> **Exercise**:
Copy each line of the listing that includes "more".

> **Records supplied**:

□ □ □ □ □ □ □

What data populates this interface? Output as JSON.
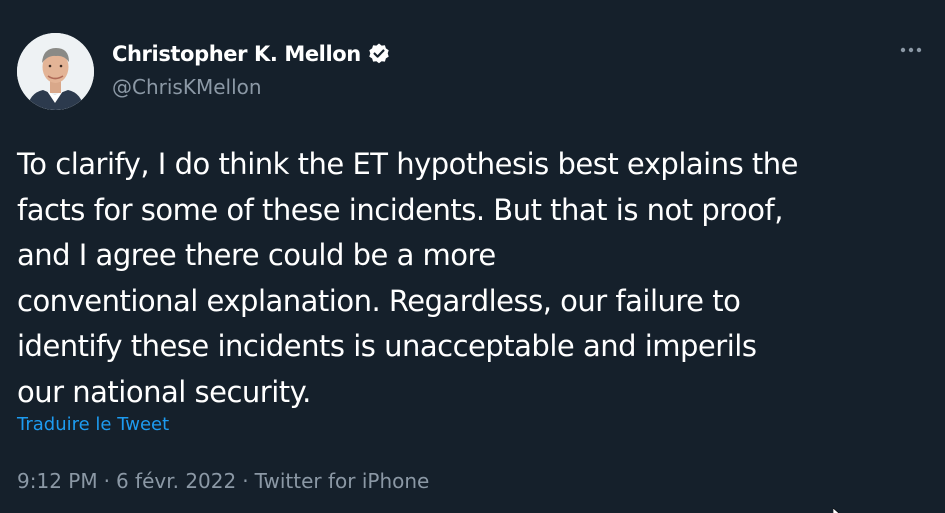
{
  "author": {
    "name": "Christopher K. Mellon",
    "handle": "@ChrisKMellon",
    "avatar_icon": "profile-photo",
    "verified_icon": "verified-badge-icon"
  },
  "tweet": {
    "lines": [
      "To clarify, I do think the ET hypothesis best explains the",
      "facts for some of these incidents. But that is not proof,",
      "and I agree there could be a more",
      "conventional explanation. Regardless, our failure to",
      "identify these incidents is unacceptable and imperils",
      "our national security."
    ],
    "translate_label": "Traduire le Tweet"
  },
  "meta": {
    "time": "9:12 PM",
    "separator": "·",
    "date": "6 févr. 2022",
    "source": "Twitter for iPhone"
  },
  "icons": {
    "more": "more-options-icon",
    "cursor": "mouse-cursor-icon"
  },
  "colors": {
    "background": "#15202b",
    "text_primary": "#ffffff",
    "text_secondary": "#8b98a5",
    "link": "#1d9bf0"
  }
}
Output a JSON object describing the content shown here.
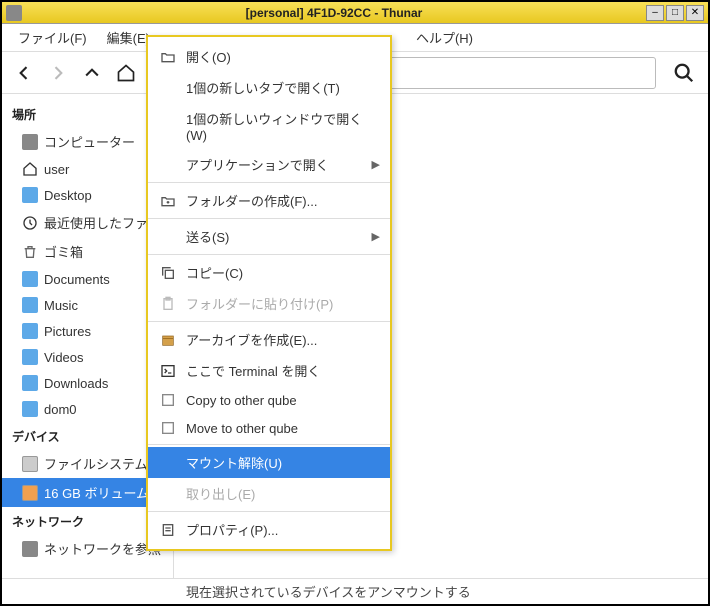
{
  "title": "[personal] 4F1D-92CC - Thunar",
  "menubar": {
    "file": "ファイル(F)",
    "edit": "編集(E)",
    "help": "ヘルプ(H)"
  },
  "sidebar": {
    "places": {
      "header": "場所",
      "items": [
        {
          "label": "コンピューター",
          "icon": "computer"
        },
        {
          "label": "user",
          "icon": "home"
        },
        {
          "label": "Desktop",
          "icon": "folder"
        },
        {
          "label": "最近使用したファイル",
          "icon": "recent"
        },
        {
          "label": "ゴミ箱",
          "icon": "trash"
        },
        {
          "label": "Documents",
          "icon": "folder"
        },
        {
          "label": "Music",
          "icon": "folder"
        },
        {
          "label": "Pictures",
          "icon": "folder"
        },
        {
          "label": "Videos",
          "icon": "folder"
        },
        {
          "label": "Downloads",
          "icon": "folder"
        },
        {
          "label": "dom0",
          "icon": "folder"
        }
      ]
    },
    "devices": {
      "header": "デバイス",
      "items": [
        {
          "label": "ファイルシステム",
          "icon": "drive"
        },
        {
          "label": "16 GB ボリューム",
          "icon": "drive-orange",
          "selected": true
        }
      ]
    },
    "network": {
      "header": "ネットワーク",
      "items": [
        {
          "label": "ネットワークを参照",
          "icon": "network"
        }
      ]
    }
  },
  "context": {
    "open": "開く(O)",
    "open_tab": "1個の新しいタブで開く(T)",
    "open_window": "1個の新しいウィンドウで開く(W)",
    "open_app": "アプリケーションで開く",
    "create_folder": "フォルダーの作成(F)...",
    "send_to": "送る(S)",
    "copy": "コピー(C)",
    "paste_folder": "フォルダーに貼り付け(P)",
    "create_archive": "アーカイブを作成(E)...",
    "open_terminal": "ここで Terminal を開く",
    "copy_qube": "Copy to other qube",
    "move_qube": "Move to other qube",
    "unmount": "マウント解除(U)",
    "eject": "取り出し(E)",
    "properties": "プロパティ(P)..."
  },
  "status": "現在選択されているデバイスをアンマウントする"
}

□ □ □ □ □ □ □

> **Problem solution**:
      "and I agree there could be a more",
    "more": "more-options-icon",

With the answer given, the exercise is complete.